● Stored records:
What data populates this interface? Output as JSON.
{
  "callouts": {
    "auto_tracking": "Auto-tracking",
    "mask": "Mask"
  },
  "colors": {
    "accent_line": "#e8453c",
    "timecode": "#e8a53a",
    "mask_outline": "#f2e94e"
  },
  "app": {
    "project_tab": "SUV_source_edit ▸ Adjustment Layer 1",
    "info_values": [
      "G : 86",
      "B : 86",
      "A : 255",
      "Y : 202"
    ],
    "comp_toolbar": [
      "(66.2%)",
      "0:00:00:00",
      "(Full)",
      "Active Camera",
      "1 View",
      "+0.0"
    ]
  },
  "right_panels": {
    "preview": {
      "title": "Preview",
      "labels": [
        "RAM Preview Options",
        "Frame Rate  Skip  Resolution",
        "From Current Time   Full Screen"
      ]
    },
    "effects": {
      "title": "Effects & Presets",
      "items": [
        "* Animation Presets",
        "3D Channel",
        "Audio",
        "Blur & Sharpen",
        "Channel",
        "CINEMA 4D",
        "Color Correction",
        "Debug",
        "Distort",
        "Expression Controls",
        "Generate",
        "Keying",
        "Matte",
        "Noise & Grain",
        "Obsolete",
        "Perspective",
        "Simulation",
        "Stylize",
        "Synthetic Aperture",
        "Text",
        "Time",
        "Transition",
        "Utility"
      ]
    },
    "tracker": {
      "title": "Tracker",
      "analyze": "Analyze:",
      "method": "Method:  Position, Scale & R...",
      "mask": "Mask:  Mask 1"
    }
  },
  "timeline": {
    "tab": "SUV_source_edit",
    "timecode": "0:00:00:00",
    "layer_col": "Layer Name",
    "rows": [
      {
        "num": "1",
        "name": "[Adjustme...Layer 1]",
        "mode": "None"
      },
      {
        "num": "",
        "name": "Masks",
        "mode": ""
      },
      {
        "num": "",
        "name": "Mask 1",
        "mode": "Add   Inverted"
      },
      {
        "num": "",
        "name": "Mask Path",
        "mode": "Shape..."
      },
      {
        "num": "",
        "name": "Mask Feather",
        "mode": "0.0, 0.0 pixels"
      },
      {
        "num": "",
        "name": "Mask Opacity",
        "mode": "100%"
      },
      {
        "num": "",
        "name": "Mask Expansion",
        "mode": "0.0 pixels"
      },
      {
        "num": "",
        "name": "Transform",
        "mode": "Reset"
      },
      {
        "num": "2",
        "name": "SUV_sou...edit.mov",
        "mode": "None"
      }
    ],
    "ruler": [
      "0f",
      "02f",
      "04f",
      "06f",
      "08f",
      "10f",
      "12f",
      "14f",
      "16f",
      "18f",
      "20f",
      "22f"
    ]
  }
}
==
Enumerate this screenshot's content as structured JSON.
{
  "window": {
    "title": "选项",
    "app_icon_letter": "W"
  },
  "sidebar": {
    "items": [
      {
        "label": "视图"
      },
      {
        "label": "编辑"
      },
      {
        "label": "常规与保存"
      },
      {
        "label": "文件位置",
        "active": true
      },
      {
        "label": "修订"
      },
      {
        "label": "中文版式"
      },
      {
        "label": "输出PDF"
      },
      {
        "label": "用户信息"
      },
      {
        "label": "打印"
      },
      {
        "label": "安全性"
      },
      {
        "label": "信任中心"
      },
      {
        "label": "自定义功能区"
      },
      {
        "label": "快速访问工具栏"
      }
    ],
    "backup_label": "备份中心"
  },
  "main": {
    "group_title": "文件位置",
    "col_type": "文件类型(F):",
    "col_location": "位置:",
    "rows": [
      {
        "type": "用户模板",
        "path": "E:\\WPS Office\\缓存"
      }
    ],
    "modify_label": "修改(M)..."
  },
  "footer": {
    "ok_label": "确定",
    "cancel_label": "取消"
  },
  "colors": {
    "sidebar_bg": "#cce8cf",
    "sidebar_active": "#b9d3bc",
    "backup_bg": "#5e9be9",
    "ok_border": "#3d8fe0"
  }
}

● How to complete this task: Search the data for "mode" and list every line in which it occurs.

● Response area:
        "mode": "None"
        "mode": ""
        "mode": "Add   Inverted"
        "mode": "Shape..."
        "mode": "0.0, 0.0 pixels"
        "mode": "100%"
        "mode": "0.0 pixels"
        "mode": "Reset"
        "mode": "None"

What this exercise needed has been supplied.